▸ Problem: A single number is the required answer: the count of lines in the listing below that hold the string "フォルダ".

[Start of Attachment]

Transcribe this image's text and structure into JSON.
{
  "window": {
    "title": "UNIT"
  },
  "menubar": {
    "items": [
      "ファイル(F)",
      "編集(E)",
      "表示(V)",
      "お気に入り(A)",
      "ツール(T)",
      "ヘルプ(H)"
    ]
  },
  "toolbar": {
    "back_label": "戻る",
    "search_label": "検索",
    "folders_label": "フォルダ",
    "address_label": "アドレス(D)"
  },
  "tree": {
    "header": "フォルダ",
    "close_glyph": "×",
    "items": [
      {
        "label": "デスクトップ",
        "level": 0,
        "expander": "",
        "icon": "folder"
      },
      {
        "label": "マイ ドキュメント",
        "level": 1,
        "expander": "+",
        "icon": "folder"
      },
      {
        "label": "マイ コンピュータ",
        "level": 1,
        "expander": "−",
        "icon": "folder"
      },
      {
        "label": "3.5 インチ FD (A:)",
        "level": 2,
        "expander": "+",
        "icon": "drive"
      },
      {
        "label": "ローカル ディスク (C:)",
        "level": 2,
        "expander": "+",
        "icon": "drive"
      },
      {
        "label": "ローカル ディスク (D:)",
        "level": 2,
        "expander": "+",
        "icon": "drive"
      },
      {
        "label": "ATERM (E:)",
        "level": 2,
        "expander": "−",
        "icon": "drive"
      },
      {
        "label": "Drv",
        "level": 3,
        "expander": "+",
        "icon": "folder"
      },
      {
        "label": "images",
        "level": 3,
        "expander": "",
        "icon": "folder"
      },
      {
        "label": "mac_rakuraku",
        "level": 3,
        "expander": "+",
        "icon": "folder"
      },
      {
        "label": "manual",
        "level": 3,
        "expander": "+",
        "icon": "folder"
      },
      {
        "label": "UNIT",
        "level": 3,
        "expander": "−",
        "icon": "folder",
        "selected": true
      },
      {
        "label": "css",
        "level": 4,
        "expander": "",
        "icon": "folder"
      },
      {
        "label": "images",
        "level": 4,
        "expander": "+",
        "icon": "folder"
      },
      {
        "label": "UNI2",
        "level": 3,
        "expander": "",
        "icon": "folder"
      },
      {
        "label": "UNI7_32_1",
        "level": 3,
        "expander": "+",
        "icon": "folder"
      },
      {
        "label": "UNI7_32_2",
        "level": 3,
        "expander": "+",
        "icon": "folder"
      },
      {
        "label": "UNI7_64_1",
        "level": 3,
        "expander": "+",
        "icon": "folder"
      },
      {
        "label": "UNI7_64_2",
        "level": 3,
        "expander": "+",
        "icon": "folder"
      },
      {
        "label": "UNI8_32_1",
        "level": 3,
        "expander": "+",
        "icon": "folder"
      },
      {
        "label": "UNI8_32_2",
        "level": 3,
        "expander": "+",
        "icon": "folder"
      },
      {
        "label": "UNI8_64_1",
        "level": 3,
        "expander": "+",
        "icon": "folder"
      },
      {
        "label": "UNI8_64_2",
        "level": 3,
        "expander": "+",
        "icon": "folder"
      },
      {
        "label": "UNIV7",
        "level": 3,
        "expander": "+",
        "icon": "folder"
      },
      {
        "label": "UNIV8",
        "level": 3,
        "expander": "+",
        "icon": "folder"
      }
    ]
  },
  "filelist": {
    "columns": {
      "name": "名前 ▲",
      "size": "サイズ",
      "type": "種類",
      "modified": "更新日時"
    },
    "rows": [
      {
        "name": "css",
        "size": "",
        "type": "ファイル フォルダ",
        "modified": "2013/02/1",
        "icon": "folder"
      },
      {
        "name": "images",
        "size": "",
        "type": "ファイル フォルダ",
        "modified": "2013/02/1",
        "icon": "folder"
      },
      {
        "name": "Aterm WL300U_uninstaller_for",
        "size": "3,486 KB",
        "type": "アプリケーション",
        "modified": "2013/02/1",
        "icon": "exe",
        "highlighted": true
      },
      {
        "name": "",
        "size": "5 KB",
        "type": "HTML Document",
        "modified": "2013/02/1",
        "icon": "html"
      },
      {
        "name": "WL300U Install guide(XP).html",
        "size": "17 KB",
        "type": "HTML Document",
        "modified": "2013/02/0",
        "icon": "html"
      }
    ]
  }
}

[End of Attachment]

▸ Task output: 4